That sensation of seeing a small runner coming from blocks away blurring into the recognition of closer and closer, the smile, the work, the hi, the backside, the getting smaller while heading toward a distant finish line – well, it was all so familiar from our many Junes as fans on that course. Even though Jen was only one runner, seeing her scratched my Grandma’s spectator itch. We have so many memories associated with that race; Byron joked he should bring his wind-up transistor radio down, which is an annual tradition as he listens for reports on the frontrunners. When I told Leggy yesterday we were planning to go yell for Jen, she said, “Mmmm, scones. Can we make scones?” – because for a series of years, that was part of the tradition. One year, the kids took them down to sell to passers-by, but other years, we took a heap down to share with neighbors. Today, it was only Byron and me cheering for a lone runner and her support crew, but still. I got my Grandma’s on.
Read a chapter of a “fall right into it” book, Valentine, before falling into a delicious afternoon nap. After waking and tea time, I mowed while wearing one of my flying squirrel loungewear suits, imagining neighbors might not know what to do with the sight of a drop crotch.

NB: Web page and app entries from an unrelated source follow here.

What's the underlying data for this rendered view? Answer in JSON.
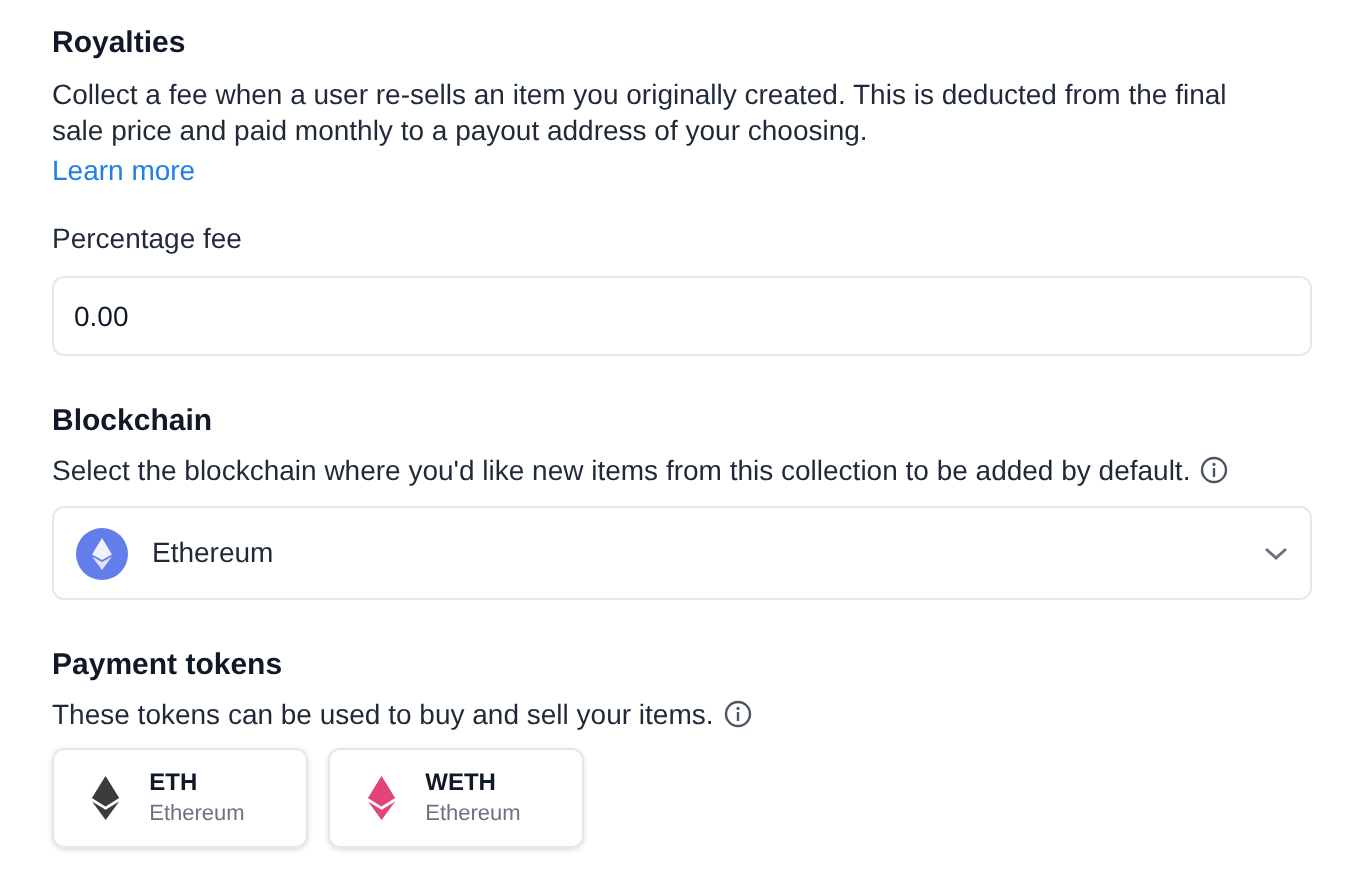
{
  "royalties": {
    "title": "Royalties",
    "description": "Collect a fee when a user re-sells an item you originally created. This is deducted from the final sale price and paid monthly to a payout address of your choosing.",
    "link": "Learn more",
    "field_label": "Percentage fee",
    "field_value": "0.00"
  },
  "blockchain": {
    "title": "Blockchain",
    "description": "Select the blockchain where you'd like new items from this collection to be added by default.",
    "selected_value": "Ethereum"
  },
  "payment_tokens": {
    "title": "Payment tokens",
    "description": "These tokens can be used to buy and sell your items.",
    "tokens": [
      {
        "symbol": "ETH",
        "network": "Ethereum",
        "color": "#3c3c3d"
      },
      {
        "symbol": "WETH",
        "network": "Ethereum",
        "color": "#e2457a"
      }
    ]
  }
}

My trusty gym magazine reading, PEOPLE Magazine, has been arriving all along, of course, and each time an issue slides through the mail slot and topples onto the porch, I’ve picked it up, barely looked at it, and tucked it into my gym bag, per longtime habit. This means, of course, that I now have a goodly stash of tabloid trash tucked away, aging ungracefully. When this week’s issue showed up, Queen Elizabeth was on the cover, and somehow her 94-year-old face, a steady beacon to millions through so many world events, made me leave it out on the dining room table. Hey, Liz, how you doin’? I’d say six times a day as I walked past her brightly lipsticked mug. Then, suddenly, today was the time to snatch her head and take it out to the back porch. There, in the new warmth of “summer’s only a month off,” I sat on the couch and read the mag cover to cover, learning that it was opioids that killed Melissa Etheridge’s son, Brian Austin Green and Megan Fox’s break-up might stick this time, and that new rom com with Issa Rae and Kumail Nanjiani on Netflix is one I might need to dive into.

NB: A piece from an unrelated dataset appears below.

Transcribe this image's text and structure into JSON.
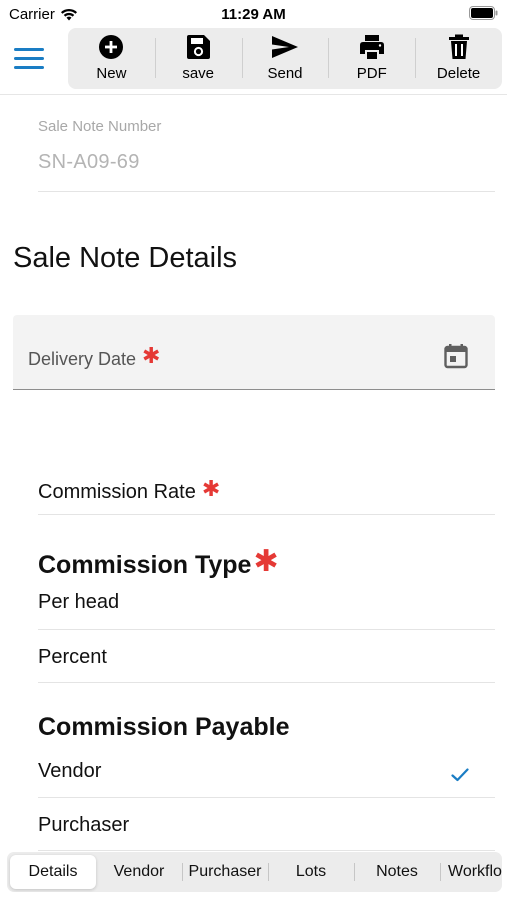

I wasn’t on the elliptical at the Y as I read, but back porch sunshine set me up right. That reading of PEOPLE magazine satisfied more than I would have anticipated. All my imaginary friends are still out there, as it turns out, just trying to find an empty beach to surf on.
Folding laundry, I finished listening to an Esther Perel podcast episode, this one about an American couple in Lagos, Nigeria, who moved there with their kids to do good work – and then Covid happened. When the embassy semi-mandatorily evacuated expats, this couple decided to stay, partially because just getting to where they were had been such lengthy, hard work. So now the husband works from home in his office all day, often ‘til 4 a.m., because he wants to be there for his team, while his wife, alone and feeling abandoned, creates the concept of “family” for their kids and handles the minutiae of their lives. Daddy’s in the next room, indeed, girls, but he can’t see you today because he’s calling a colleague to see how they’re doing.
When sheltering at home and social distancing were first starting, a movement began – among Live, Laugh, Love types, I’d guess – to put stuffed teddy bears in windows or other visible spots. So, uh, that people out walking with their little kids would have a Thing they, um, could Do. At the end of a driveway in our part of town, there’s a cutesy non-functional dog house. In that dog house are a couple teddy bears. Byron says they are representatives of the next era our society will enter: the epoch of forgotten and decaying teddies.